Data about app and page elements:
=== Begin Enclosure ===

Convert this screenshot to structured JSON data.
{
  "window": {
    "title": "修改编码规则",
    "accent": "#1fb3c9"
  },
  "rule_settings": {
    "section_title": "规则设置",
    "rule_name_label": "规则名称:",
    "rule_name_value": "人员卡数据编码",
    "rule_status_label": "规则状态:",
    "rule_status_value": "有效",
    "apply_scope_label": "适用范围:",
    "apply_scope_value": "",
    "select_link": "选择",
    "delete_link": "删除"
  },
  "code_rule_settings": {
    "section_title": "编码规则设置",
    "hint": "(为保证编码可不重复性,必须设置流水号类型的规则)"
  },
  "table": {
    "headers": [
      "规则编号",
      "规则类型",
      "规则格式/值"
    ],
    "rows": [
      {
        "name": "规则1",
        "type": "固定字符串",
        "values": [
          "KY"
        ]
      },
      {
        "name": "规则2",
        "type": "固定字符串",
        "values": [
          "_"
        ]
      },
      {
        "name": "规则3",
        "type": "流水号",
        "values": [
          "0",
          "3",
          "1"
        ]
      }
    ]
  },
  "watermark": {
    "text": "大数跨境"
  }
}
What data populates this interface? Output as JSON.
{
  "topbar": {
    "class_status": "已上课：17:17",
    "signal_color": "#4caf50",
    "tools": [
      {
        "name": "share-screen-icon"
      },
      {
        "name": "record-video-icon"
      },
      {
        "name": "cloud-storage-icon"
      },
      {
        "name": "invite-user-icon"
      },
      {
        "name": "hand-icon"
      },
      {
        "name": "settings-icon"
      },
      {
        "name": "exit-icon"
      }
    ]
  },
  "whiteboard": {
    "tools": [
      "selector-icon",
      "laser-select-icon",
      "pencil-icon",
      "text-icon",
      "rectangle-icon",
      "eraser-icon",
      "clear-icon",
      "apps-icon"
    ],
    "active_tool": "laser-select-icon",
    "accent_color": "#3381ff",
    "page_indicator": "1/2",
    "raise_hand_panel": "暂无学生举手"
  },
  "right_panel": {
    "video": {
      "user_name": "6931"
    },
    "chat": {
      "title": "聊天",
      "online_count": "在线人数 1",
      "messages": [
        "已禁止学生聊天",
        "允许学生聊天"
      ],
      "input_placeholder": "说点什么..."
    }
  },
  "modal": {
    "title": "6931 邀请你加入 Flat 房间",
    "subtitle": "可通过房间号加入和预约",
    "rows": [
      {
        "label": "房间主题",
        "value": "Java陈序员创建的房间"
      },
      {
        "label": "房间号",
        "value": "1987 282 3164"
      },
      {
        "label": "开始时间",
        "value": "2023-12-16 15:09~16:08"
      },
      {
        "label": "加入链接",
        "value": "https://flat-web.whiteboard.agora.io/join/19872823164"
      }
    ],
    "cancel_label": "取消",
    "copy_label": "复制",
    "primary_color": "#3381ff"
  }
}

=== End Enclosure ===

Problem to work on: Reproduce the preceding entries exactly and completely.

Answer section:
Convert this screenshot to structured JSON data.
{
  "window": {
    "title": "修改编码规则",
    "accent": "#1fb3c9"
  },
  "rule_settings": {
    "section_title": "规则设置",
    "rule_name_label": "规则名称:",
    "rule_name_value": "人员卡数据编码",
    "rule_status_label": "规则状态:",
    "rule_status_value": "有效",
    "apply_scope_label": "适用范围:",
    "apply_scope_value": "",
    "select_link": "选择",
    "delete_link": "删除"
  },
  "code_rule_settings": {
    "section_title": "编码规则设置",
    "hint": "(为保证编码可不重复性,必须设置流水号类型的规则)"
  },
  "table": {
    "headers": [
      "规则编号",
      "规则类型",
      "规则格式/值"
    ],
    "rows": [
      {
        "name": "规则1",
        "type": "固定字符串",
        "values": [
          "KY"
        ]
      },
      {
        "name": "规则2",
        "type": "固定字符串",
        "values": [
          "_"
        ]
      },
      {
        "name": "规则3",
        "type": "流水号",
        "values": [
          "0",
          "3",
          "1"
        ]
      }
    ]
  },
  "watermark": {
    "text": "大数跨境"
  }
}
What data populates this interface? Output as JSON.
{
  "topbar": {
    "class_status": "已上课：17:17",
    "signal_color": "#4caf50",
    "tools": [
      {
        "name": "share-screen-icon"
      },
      {
        "name": "record-video-icon"
      },
      {
        "name": "cloud-storage-icon"
      },
      {
        "name": "invite-user-icon"
      },
      {
        "name": "hand-icon"
      },
      {
        "name": "settings-icon"
      },
      {
        "name": "exit-icon"
      }
    ]
  },
  "whiteboard": {
    "tools": [
      "selector-icon",
      "laser-select-icon",
      "pencil-icon",
      "text-icon",
      "rectangle-icon",
      "eraser-icon",
      "clear-icon",
      "apps-icon"
    ],
    "active_tool": "laser-select-icon",
    "accent_color": "#3381ff",
    "page_indicator": "1/2",
    "raise_hand_panel": "暂无学生举手"
  },
  "right_panel": {
    "video": {
      "user_name": "6931"
    },
    "chat": {
      "title": "聊天",
      "online_count": "在线人数 1",
      "messages": [
        "已禁止学生聊天",
        "允许学生聊天"
      ],
      "input_placeholder": "说点什么..."
    }
  },
  "modal": {
    "title": "6931 邀请你加入 Flat 房间",
    "subtitle": "可通过房间号加入和预约",
    "rows": [
      {
        "label": "房间主题",
        "value": "Java陈序员创建的房间"
      },
      {
        "label": "房间号",
        "value": "1987 282 3164"
      },
      {
        "label": "开始时间",
        "value": "2023-12-16 15:09~16:08"
      },
      {
        "label": "加入链接",
        "value": "https://flat-web.whiteboard.agora.io/join/19872823164"
      }
    ],
    "cancel_label": "取消",
    "copy_label": "复制",
    "primary_color": "#3381ff"
  }
}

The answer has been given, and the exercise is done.